Practical methods for the control of tor-grass (Brachypodium pinnatum s.l.) and the restoration of calcareous grassland

Ridding, Lucy E. ORCID:; Redhead, John W. ORCID:; Upcott, Emily V. ORCID:; Hulmes, Lucy; Hulmes, Sarah; Mitschunas, Nadine; Howell, Katherine; Christelow, Jennifer; Wickenden, Alexander R. ORCID:; Fussell, Mike; Plunkett, James; Pywell, Richard F. ORCID: 2024 Practical methods for the control of tor-grass (Brachypodium pinnatum s.l.) and the restoration of calcareous grassland. Journal for Nature Conservation, 78, 126566. 10, pp.

Before downloading, please read NORA policies.
N536837JA.pdf - Published Version
Available under License Creative Commons Attribution 4.0.

Download (4MB) | Preview


Calcareous grasslands are sites of high conservation value across Western Europe; however, they are increasingly threatened by the dominance of a native competitive grass, Brachypodium pinnatum, which reduces the diversity of the grassland. Despite this, there is no clear consensus on the most effective method for controlling B. pinnatum and restoring the grassland community. We established two experiments at a calcareous grassland of high nature conservation value in the UK, i) a herbicide spraying experiment with seeding and ii) a seasonal cut-and-graze experiment, to investigate the potential for reducing dense B. pinnatum cover and preventing further expansion of sparse cover, respectively. We examined the effect of different herbicide and cut-and-graze treatments on B. pinnatum cover, and on the species richness and diversity of the grassland over three consecutive years. Herbicide spraying reduced the cover of B. pinnatum, though two spray applications led to a greater reduction longer-term. Species richness and diversity initially declined with the herbicide spray, however this recovered rapidly to levels higher than before spraying commenced. Seeding the spray plots was beneficial for the establishment of Bromopsis erecta and potentially reduced the likelihood of re-colonisation by B. pinnatum and undesirable arable species. The cut-and-graze experiment also showed promising potential in terms of controlling the spread of B. pinnatum. Compared with a single cut in the spring or autumn, cutting and grazing twice, in both spring and autumn was found to reduce the cover of B. pinnatum, whilst also increasing species richness and diversity. Further monitoring is needed to determine the long-term effectiveness of this management treatment.

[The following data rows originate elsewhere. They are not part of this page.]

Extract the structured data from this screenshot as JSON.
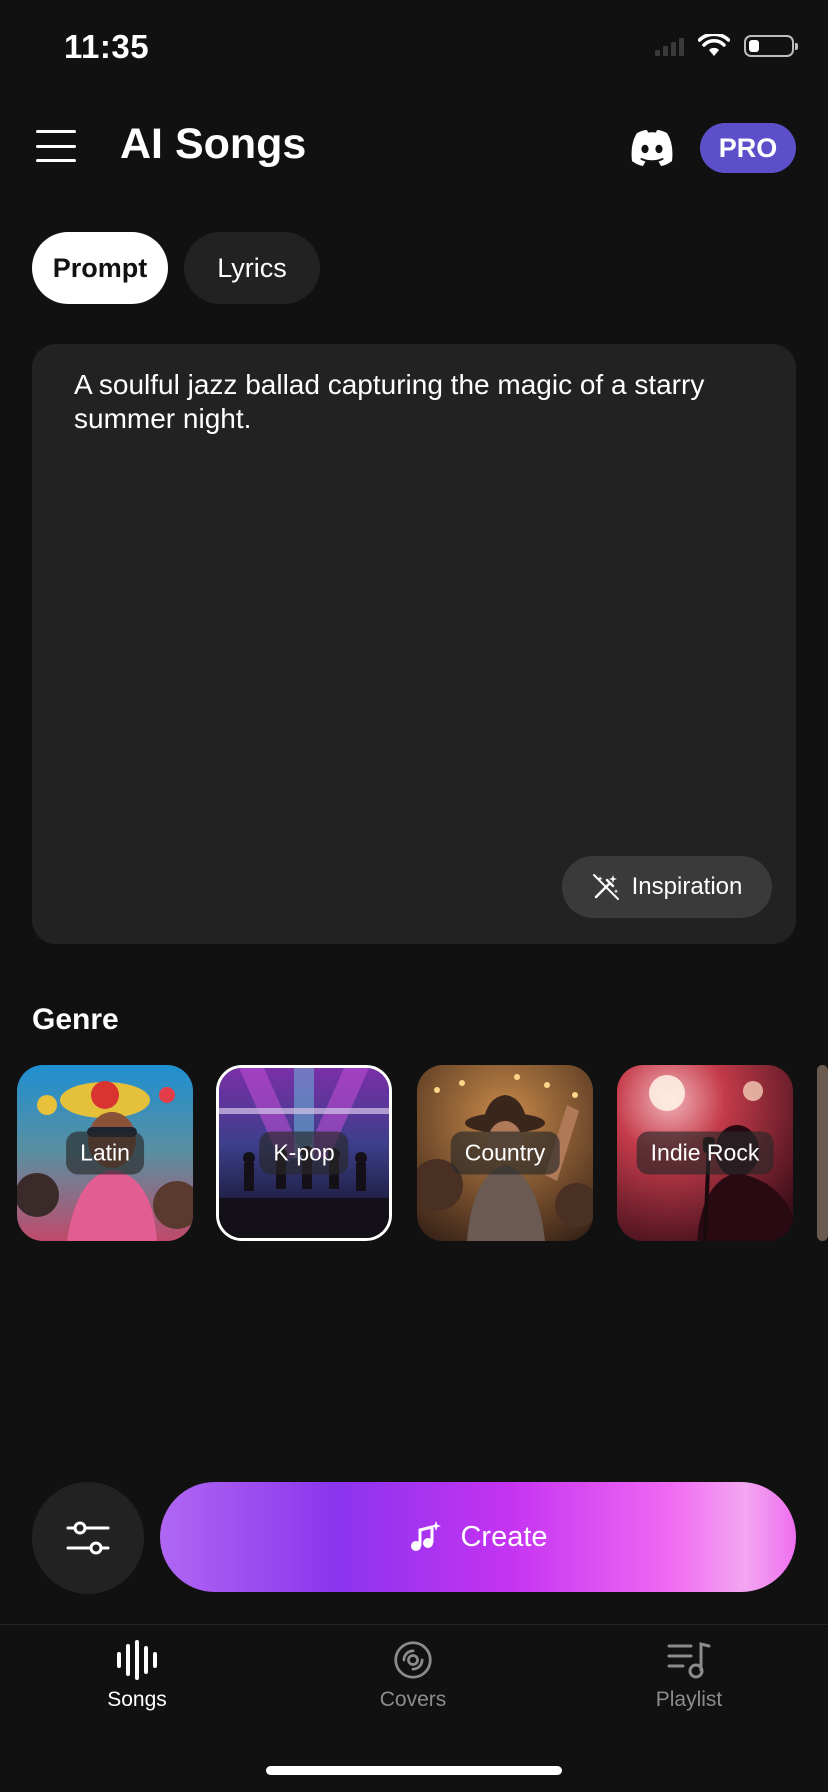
{
  "status_bar": {
    "time": "11:35"
  },
  "header": {
    "title": "AI Songs",
    "pro_label": "PRO"
  },
  "tabs": [
    {
      "label": "Prompt",
      "active": true
    },
    {
      "label": "Lyrics",
      "active": false
    }
  ],
  "prompt": {
    "text": "A soulful jazz ballad capturing the magic of a starry summer night.",
    "inspiration_label": "Inspiration"
  },
  "genre": {
    "title": "Genre",
    "items": [
      {
        "label": "Latin",
        "selected": false
      },
      {
        "label": "K-pop",
        "selected": true
      },
      {
        "label": "Country",
        "selected": false
      },
      {
        "label": "Indie Rock",
        "selected": false
      }
    ]
  },
  "actions": {
    "create_label": "Create"
  },
  "nav": [
    {
      "label": "Songs",
      "icon": "waveform-icon",
      "active": true
    },
    {
      "label": "Covers",
      "icon": "disc-icon",
      "active": false
    },
    {
      "label": "Playlist",
      "icon": "playlist-icon",
      "active": false
    }
  ],
  "colors": {
    "background": "#111111",
    "pro_badge": "#5d4fc9",
    "create_gradient": [
      "#b067f3",
      "#8b34ee",
      "#c533f2",
      "#f068f2",
      "#f3a6f1"
    ]
  }
}
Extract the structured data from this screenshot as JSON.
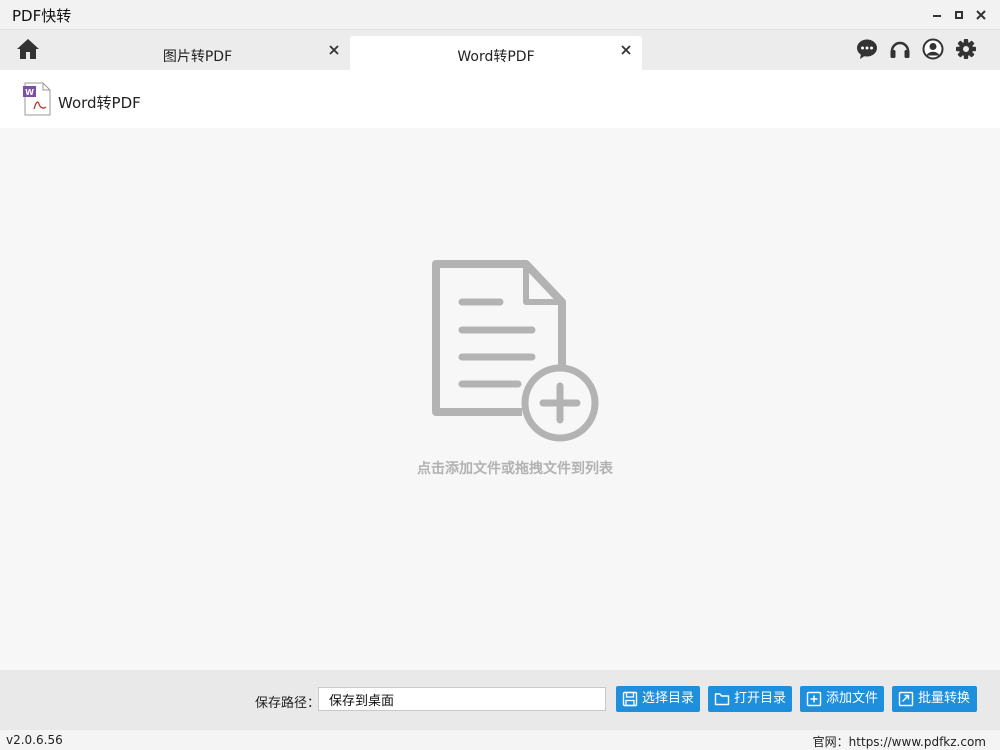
{
  "window": {
    "title": "PDF快转"
  },
  "tabs": [
    {
      "label": "图片转PDF",
      "active": false
    },
    {
      "label": "Word转PDF",
      "active": true
    }
  ],
  "page": {
    "title": "Word转PDF"
  },
  "dropzone": {
    "hint": "点击添加文件或拖拽文件到列表"
  },
  "toolbar": {
    "save_path_label": "保存路径：",
    "save_path_value": "保存到桌面",
    "select_dir_label": "选择目录",
    "open_dir_label": "打开目录",
    "add_file_label": "添加文件",
    "batch_convert_label": "批量转换"
  },
  "status": {
    "version": "v2.0.6.56",
    "website": "官网：https://www.pdfkz.com"
  },
  "colors": {
    "accent": "#1e8fdd",
    "icon_gray": "#b3b3b3",
    "word_purple": "#7b4ea8"
  },
  "icons": {
    "home": "home-icon",
    "chat": "chat-icon",
    "support": "headset-icon",
    "user": "user-icon",
    "settings": "gear-icon"
  }
}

Item Type: Publication - Article
Digital Object Identifier (DOI):
UKCEH and CEH Sections/Science Areas: Biodiversity (Science Area 2017-)
ISSN: 1617-1381
Additional Information. Not used in RCUK Gateway to Research.: Open Access paper - full text available via Official URL link.
Additional Keywords: cutting, grazing, herbicide, seeding, species richness, species diversity
NORA Subject Terms: Ecology and Environment
Related URLs:
Date made live: 02 Feb 2024 13:32 +0 (UTC)

Actions (login required)

View Item View Item

Document Downloads

Downloads for past 30 days

Downloads per month over past year

More statistics for this item...